They found emissions increased the risk of the once-a-century wet January by 43%.
Oxford University researchers looked at things like rainfall, river flow, inundation, and properties at risk during the 2013/14 floods. They affected area's like Devon, Somerset and the Thames Valley.
The study found anthropogenic greenhouse gas emissions increase the risk of wet winters by almost half.
The Oxford experts are warning that as temperatures continue to rise, previously exceptional weather events will become even more frequent.
They say the increase in extreme rainfall was the result of two factors associated with global warming: an increase in the water-holding capacity of the atmosphere and more January days with westerly air flow.
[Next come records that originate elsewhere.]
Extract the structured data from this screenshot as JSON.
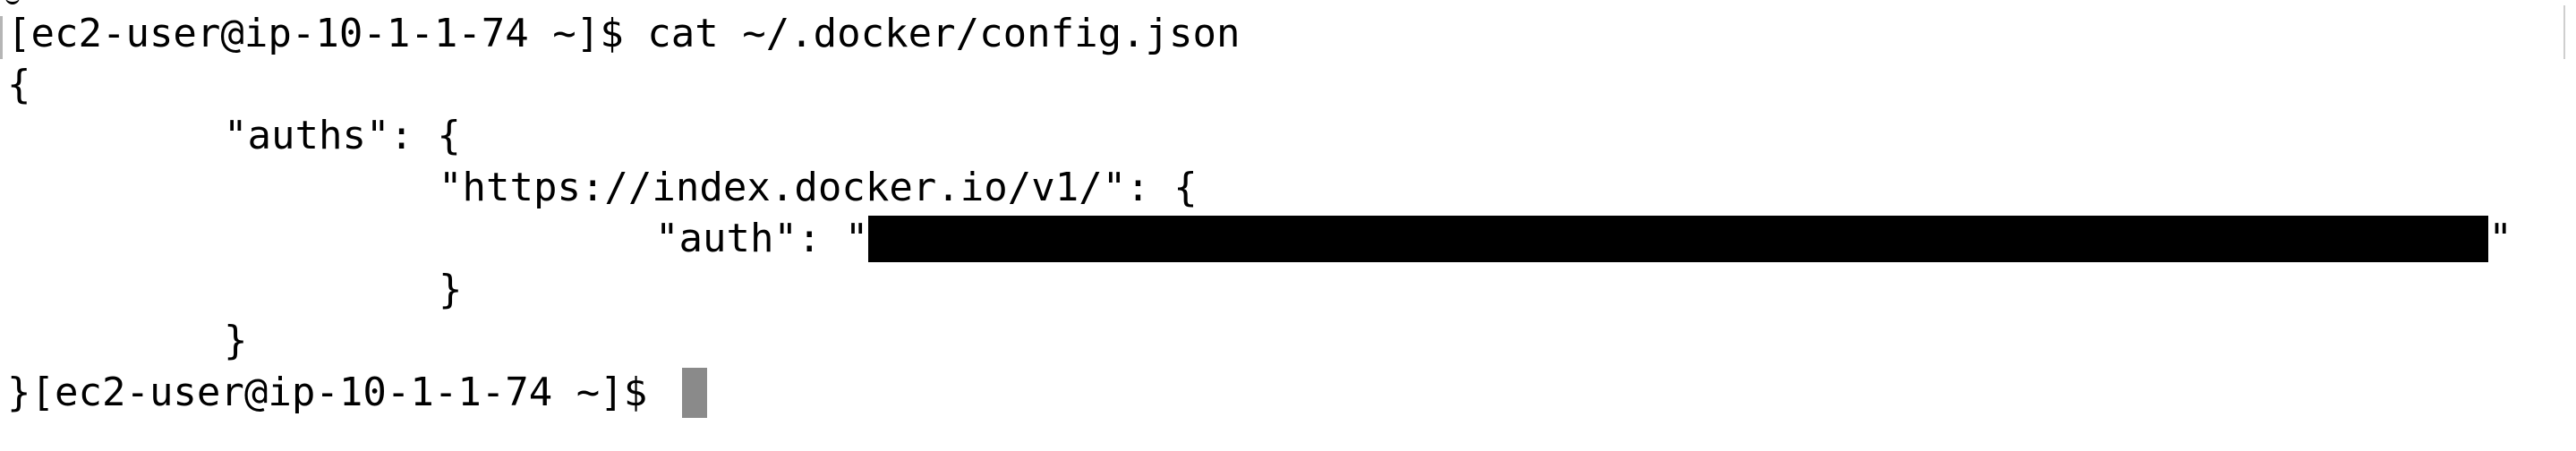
{
  "terminal": {
    "line1": {
      "prompt": "[ec2-user@ip-10-1-1-74 ~]$ ",
      "command": "cat ~/.docker/config.json"
    },
    "line2": "{",
    "line3": "\"auths\": {",
    "line4": "\"https://index.docker.io/v1/\": {",
    "line5": {
      "prefix": "\"auth\": \"",
      "suffix": "\""
    },
    "line6": "}",
    "line7": "}",
    "line8": {
      "text": "}[ec2-user@ip-10-1-1-74 ~]$ "
    }
  }
}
Lead author Dr Nathalie Schaller of Oxford University's Department of Physics said: 'We found that extreme rainfall, as seen in January 2014, is more likely to occur in a changing climate.
'This is because not only does the higher water-holding capacity lead to increased rainfall, but climate change makes the atmosphere more favourable to low-pressure systems bringing rain from the Atlantic across southern England.'
The research made use of the weather@home citizen-science project, part of Oxford’s climateprediction.net climate modelling experiment, to model possible weather for January 2014 in both the current climate and one in which there was no human influence on the atmosphere.
Researchers analysed more than 100,000 simulations of possible rainfall in the UK run by citizens from all over the world.
Hydrological modelling of the Thames river catchment also showed that the changes in atmospheric circulation and precipitation caused higher peak 30-day river flow, while flood risk mapping revealed a small increase in flood risk for properties in the Thames catchment area.
Co-author Dr Friederike Otto said: 'For the first time ever, this study doesn't stop at rainfall and river flow but attributes the change in risk from the meteorology down to the direct impact of flooded houses in the river catchment zones.'
Dr Alison Kay from the Centre for Ecology & Hydrology said: 'Our hydrological modelling suggests that the increased likelihood of extreme rainfall arising from man-made climate change gives a more modest increase in extreme flows in the River Thames.
'This highlights the importance of applying hydrological models in order to include the role of the landscape in transforming rainfall into river flows and floods.'
The paper 'Human influence on climate in the 2014 southern England winter floods and their impacts' is published in Nature Climate Change.